Byron Katie got Deb to take the story out of the situation and look at the facts. To help do this, Byron Katie suggested thinking about the situation without the ability to think the thought, “my father should have been the strong one.” Without that thought, something miraculous happened. Deb remembers the situation again without her story. She is still 9 years old, and her father is still crying and telling her about the divorce. But she is able to watch this almost from above the situation and sees that her dad is so very sad. For the first time she sees that he is scared and is crying because he doesn’t want to lose his family. She sees he is crying because he feels so badly for the divorce but also for breaking down when talking to her because he wanted so badly to be strong. For the first time, Deb is able to experience empathy for what her father went through. I remember watching this woman, she was overcome with emotion crying and laughing at the same time, realizing that all these years she spent so angry with her father for thinking he didn’t care about her when the reason he was so upset is because he cared so much.

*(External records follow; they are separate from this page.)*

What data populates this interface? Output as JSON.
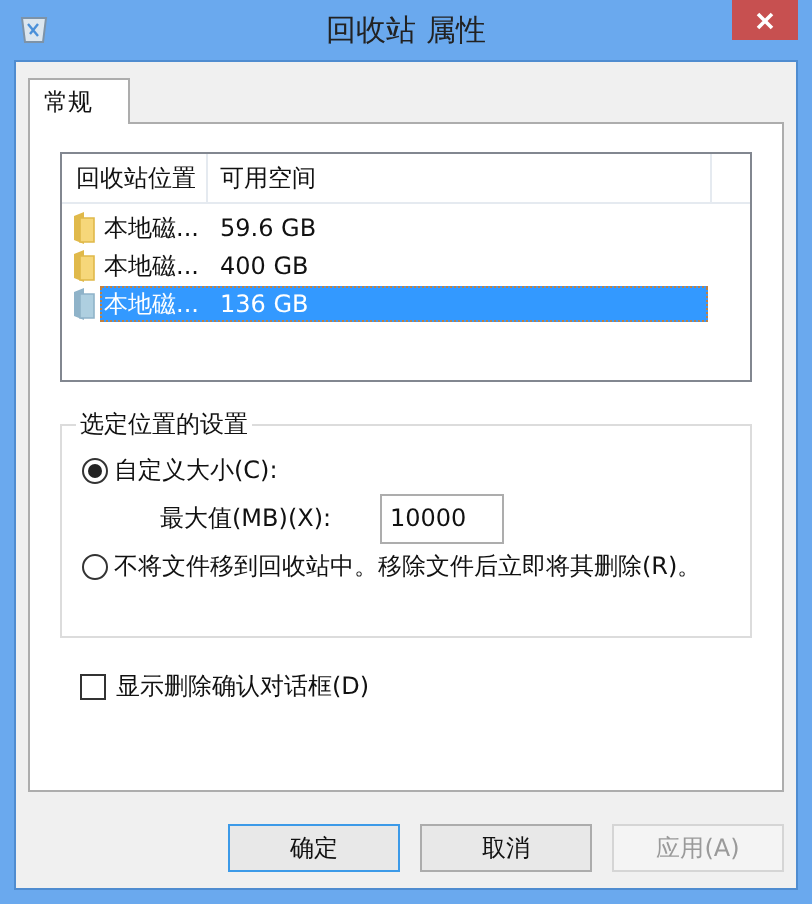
{
  "window": {
    "title": "回收站 属性"
  },
  "tabs": [
    {
      "label": "常规",
      "selected": true
    }
  ],
  "locations": {
    "columns": [
      "回收站位置",
      "可用空间"
    ],
    "rows": [
      {
        "name": "本地磁...",
        "space": "59.6 GB",
        "selected": false
      },
      {
        "name": "本地磁...",
        "space": "400 GB",
        "selected": false
      },
      {
        "name": "本地磁...",
        "space": "136 GB",
        "selected": true
      }
    ]
  },
  "settings": {
    "title": "选定位置的设置",
    "options": [
      {
        "label": "自定义大小(C):",
        "selected": true
      },
      {
        "label": "不将文件移到回收站中。移除文件后立即将其删除(R)。",
        "selected": false
      }
    ],
    "max_size": {
      "label": "最大值(MB)(X):",
      "value": "10000"
    }
  },
  "confirm": {
    "label": "显示删除确认对话框(D)",
    "checked": false
  },
  "buttons": [
    {
      "label": "确定",
      "default": true,
      "disabled": false
    },
    {
      "label": "取消",
      "default": false,
      "disabled": false
    },
    {
      "label": "应用(A)",
      "default": false,
      "disabled": true
    }
  ]
}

Throughout the retreat, this type of revelation happened over and over and over again to participants.
The hardest thing about Byron Katie’s work is letting go of our story. We hold on so tightly to our story because it has defined who we are up until this point. Doing Byron Katie’s work allows something so beautiful to happen, it opens space for empathy. It can repair relationships that have been filled with resentment for decades. It allows us to question our thoughts instead of always believing them. It allows us to realize that it is our thoughts about a situation that create our stress, not the situation that creates stress. If you want to get rid of your stress, you can get rid of your thoughts about the situation.
Do you have a story about something that has happened to you in childhood or recently that you are determined to hold onto even though it causes you pain? Did you have an alcoholic father and you define yourself around that story? Were you always overweight and made fun of so you define yourself around being bullied?
During the retreat, working with members of Byron Katie’s team, I learned how to facilitate these questions. If you would like to work through a situation and let go of the pain it still causes you, contact me for a free session.